In the realm of accessories, the bag is great looking. But will it hold up? In the photo it looks like it is dying already. And the socks are just too busy. Way too much going on with the variegation and cabling together. Which brings me to my worst picks:

Tilting Cable Socks

Rosemary's Swing Jacket: shapeless and matronly.

Best of the bunch? Ta Dah!

Eunny Jang's "Ivy League Vest" a perfect fair isle update which keeps the best of the design, its patterning, and pairs it with a modern, body conscious shape. It is designed and sized to fit bust sizes from 28 to 47 inches. Anyone who knits this would be well-advised to use a gentle color scheme like Eunny's, and avoid bright, strong contrasts. Otherwise, the horizontal stripes could be unflattering.

Interweave Knits has the warmest and friendliest feeling of all the knitting magazines. It has evolved from folksy to almost sophisticated. As always, I like this magazine, but I rarely find things in it that I want to knit.

1 comment:

Wool Enough said...

Thanks for taking the time to do such a detailed review. Can't wait to read the others.

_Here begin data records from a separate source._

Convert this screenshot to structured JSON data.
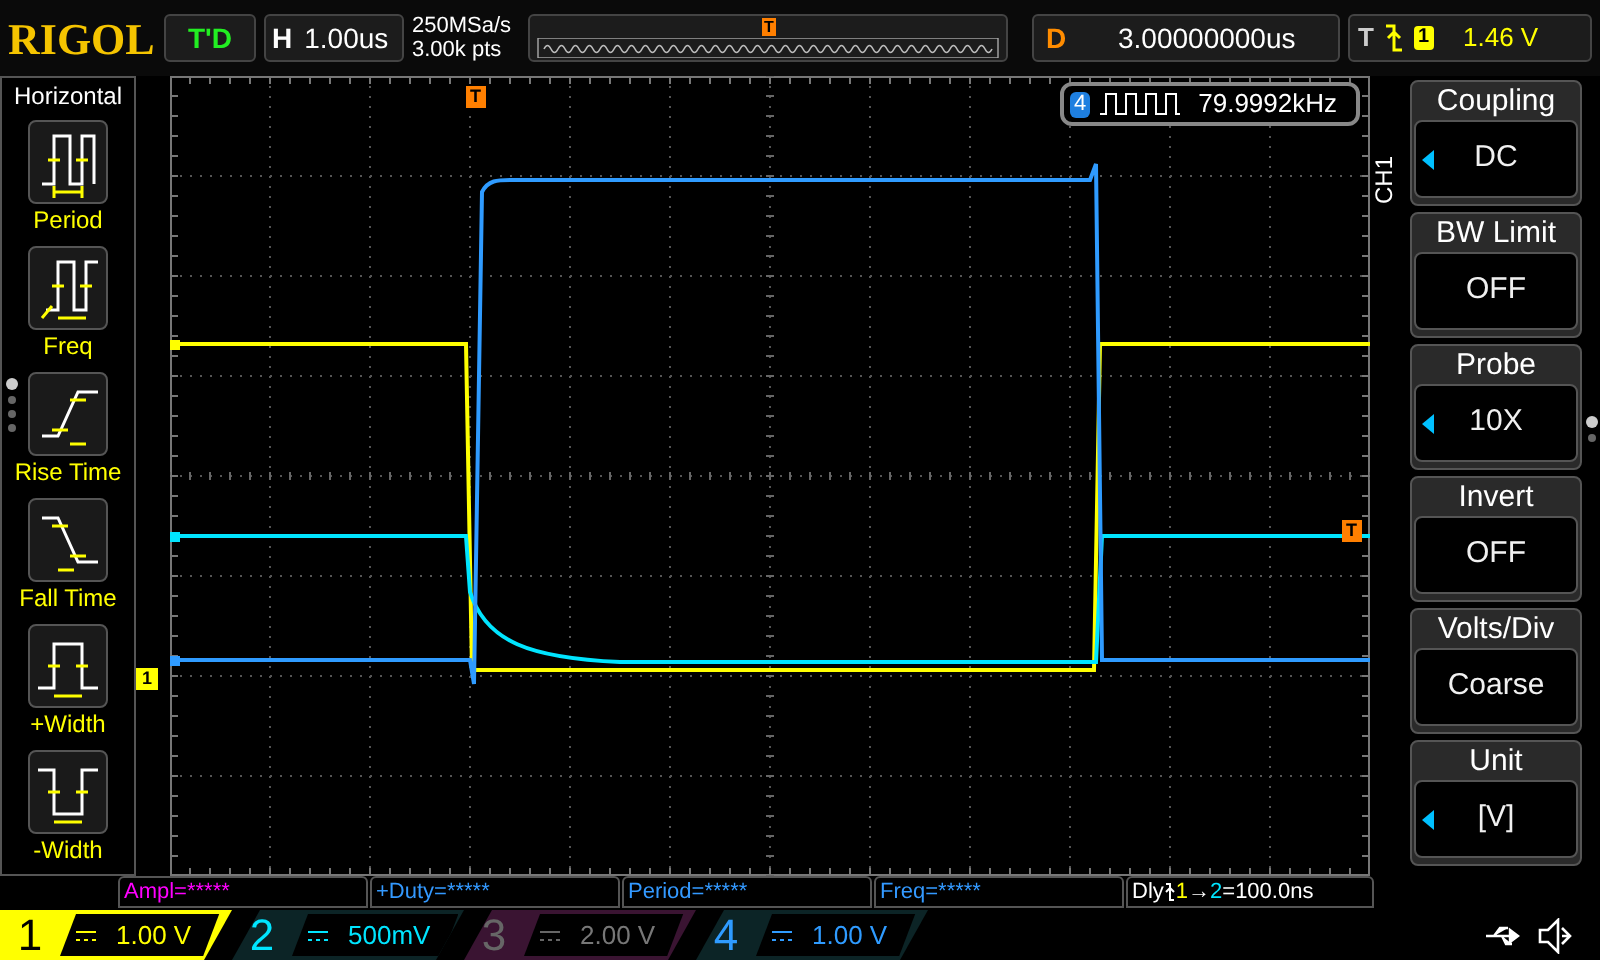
{
  "brand": "RIGOL",
  "run_status": "T'D",
  "timebase": {
    "label": "H",
    "value": "1.00us"
  },
  "sample_rate": "250MSa/s",
  "memory_depth": "3.00k pts",
  "overview_marker": "T",
  "delay": {
    "label": "D",
    "value": "3.00000000us"
  },
  "trigger": {
    "label": "T",
    "channel": "1",
    "level": "1.46 V"
  },
  "left_menu": {
    "title": "Horizontal",
    "items": [
      {
        "label": "Period",
        "kind": "period"
      },
      {
        "label": "Freq",
        "kind": "freq"
      },
      {
        "label": "Rise Time",
        "kind": "rise"
      },
      {
        "label": "Fall Time",
        "kind": "fall"
      },
      {
        "label": "+Width",
        "kind": "pwidth"
      },
      {
        "label": "-Width",
        "kind": "nwidth"
      }
    ],
    "pages": [
      {
        "selected": true
      },
      {
        "selected": false
      },
      {
        "selected": false
      },
      {
        "selected": false
      }
    ]
  },
  "channel_offset_marker": "1",
  "trigger_position_marker": "T",
  "trigger_level_marker": "T",
  "counter": {
    "channel": "4",
    "value": "79.9992kHz"
  },
  "right_menu": {
    "channel": "CH1",
    "items": [
      {
        "title": "Coupling",
        "value": "DC",
        "adjustable": true
      },
      {
        "title": "BW Limit",
        "value": "OFF",
        "adjustable": false
      },
      {
        "title": "Probe",
        "value": "10X",
        "adjustable": true
      },
      {
        "title": "Invert",
        "value": "OFF",
        "adjustable": false
      },
      {
        "title": "Volts/Div",
        "value": "Coarse",
        "adjustable": false
      },
      {
        "title": "Unit",
        "value": "[V]",
        "adjustable": true
      }
    ],
    "pages": [
      {
        "selected": true
      },
      {
        "selected": false
      }
    ]
  },
  "measurements": [
    {
      "text": "Ampl=*****",
      "color": "#ff00ff"
    },
    {
      "text": "+Duty=*****",
      "color": "#3399ff"
    },
    {
      "text": "Period=*****",
      "color": "#3399ff"
    },
    {
      "text": "Freq=*****",
      "color": "#3399ff"
    }
  ],
  "delay_measure": {
    "label": "Dly",
    "from": "1",
    "arrow": "→",
    "to": "2",
    "value": "=100.0ns"
  },
  "channels": [
    {
      "number": "1",
      "scale": "1.00 V",
      "color": "#ffff00",
      "enabled": true,
      "selected": true
    },
    {
      "number": "2",
      "scale": "500mV",
      "color": "#00e5ff",
      "enabled": true,
      "selected": false
    },
    {
      "number": "3",
      "scale": "2.00 V",
      "color": "#3a1432",
      "enabled": false,
      "selected": false
    },
    {
      "number": "4",
      "scale": "1.00 V",
      "color": "#2f9bff",
      "enabled": true,
      "selected": false
    }
  ]
}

I, too, rarely find patterns I want to use in Interweave Knits, but I greatly enjoy their articles, which seem a nice variety of tech help, backgrounders, people stories, fiber focus, and all sorts of stuff.